Work request:
Retype the records exactly, with nothing added or dropped.

Start of Input

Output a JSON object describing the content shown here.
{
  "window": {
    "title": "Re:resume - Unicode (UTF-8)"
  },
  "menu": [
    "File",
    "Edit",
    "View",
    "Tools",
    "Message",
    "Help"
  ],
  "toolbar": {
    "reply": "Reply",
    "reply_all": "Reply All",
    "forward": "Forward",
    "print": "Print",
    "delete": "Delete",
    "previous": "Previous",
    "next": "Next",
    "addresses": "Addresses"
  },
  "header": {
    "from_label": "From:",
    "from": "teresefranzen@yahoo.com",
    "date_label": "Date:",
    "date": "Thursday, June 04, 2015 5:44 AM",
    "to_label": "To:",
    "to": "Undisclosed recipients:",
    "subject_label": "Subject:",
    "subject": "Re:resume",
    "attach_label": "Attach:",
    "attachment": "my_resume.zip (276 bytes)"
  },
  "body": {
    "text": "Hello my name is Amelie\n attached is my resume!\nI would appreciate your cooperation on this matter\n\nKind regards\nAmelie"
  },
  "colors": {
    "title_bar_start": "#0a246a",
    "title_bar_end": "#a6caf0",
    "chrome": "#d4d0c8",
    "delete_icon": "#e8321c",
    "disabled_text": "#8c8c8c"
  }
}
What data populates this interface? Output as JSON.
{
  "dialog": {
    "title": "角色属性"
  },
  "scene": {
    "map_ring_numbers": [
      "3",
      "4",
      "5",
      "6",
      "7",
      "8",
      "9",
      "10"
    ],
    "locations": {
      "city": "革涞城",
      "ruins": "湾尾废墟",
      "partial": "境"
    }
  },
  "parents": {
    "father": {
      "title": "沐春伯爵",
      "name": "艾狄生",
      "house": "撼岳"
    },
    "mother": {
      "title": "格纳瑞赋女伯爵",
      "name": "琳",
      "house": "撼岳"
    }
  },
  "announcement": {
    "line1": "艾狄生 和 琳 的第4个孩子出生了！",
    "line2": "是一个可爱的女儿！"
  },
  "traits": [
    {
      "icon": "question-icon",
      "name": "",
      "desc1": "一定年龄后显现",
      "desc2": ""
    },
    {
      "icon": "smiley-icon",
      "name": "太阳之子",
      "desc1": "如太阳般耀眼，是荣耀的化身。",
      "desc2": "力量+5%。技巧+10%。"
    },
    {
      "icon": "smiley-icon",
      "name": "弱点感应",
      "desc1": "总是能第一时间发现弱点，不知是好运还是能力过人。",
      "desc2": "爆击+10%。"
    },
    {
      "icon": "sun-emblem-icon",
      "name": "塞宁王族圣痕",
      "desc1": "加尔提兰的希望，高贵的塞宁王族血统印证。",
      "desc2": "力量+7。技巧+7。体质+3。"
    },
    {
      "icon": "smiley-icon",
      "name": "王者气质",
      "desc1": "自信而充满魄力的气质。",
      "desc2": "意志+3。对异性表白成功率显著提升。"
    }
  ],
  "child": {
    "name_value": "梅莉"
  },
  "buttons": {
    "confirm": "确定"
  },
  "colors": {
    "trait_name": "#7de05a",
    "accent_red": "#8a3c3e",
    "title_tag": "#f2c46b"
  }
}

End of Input

Response to the exercise:
Output a JSON object describing the content shown here.
{
  "window": {
    "title": "Re:resume - Unicode (UTF-8)"
  },
  "menu": [
    "File",
    "Edit",
    "View",
    "Tools",
    "Message",
    "Help"
  ],
  "toolbar": {
    "reply": "Reply",
    "reply_all": "Reply All",
    "forward": "Forward",
    "print": "Print",
    "delete": "Delete",
    "previous": "Previous",
    "next": "Next",
    "addresses": "Addresses"
  },
  "header": {
    "from_label": "From:",
    "from": "teresefranzen@yahoo.com",
    "date_label": "Date:",
    "date": "Thursday, June 04, 2015 5:44 AM",
    "to_label": "To:",
    "to": "Undisclosed recipients:",
    "subject_label": "Subject:",
    "subject": "Re:resume",
    "attach_label": "Attach:",
    "attachment": "my_resume.zip (276 bytes)"
  },
  "body": {
    "text": "Hello my name is Amelie\n attached is my resume!\nI would appreciate your cooperation on this matter\n\nKind regards\nAmelie"
  },
  "colors": {
    "title_bar_start": "#0a246a",
    "title_bar_end": "#a6caf0",
    "chrome": "#d4d0c8",
    "delete_icon": "#e8321c",
    "disabled_text": "#8c8c8c"
  }
}
What data populates this interface? Output as JSON.
{
  "dialog": {
    "title": "角色属性"
  },
  "scene": {
    "map_ring_numbers": [
      "3",
      "4",
      "5",
      "6",
      "7",
      "8",
      "9",
      "10"
    ],
    "locations": {
      "city": "革涞城",
      "ruins": "湾尾废墟",
      "partial": "境"
    }
  },
  "parents": {
    "father": {
      "title": "沐春伯爵",
      "name": "艾狄生",
      "house": "撼岳"
    },
    "mother": {
      "title": "格纳瑞赋女伯爵",
      "name": "琳",
      "house": "撼岳"
    }
  },
  "announcement": {
    "line1": "艾狄生 和 琳 的第4个孩子出生了！",
    "line2": "是一个可爱的女儿！"
  },
  "traits": [
    {
      "icon": "question-icon",
      "name": "",
      "desc1": "一定年龄后显现",
      "desc2": ""
    },
    {
      "icon": "smiley-icon",
      "name": "太阳之子",
      "desc1": "如太阳般耀眼，是荣耀的化身。",
      "desc2": "力量+5%。技巧+10%。"
    },
    {
      "icon": "smiley-icon",
      "name": "弱点感应",
      "desc1": "总是能第一时间发现弱点，不知是好运还是能力过人。",
      "desc2": "爆击+10%。"
    },
    {
      "icon": "sun-emblem-icon",
      "name": "塞宁王族圣痕",
      "desc1": "加尔提兰的希望，高贵的塞宁王族血统印证。",
      "desc2": "力量+7。技巧+7。体质+3。"
    },
    {
      "icon": "smiley-icon",
      "name": "王者气质",
      "desc1": "自信而充满魄力的气质。",
      "desc2": "意志+3。对异性表白成功率显著提升。"
    }
  ],
  "child": {
    "name_value": "梅莉"
  },
  "buttons": {
    "confirm": "确定"
  },
  "colors": {
    "trait_name": "#7de05a",
    "accent_red": "#8a3c3e",
    "title_tag": "#f2c46b"
  }
}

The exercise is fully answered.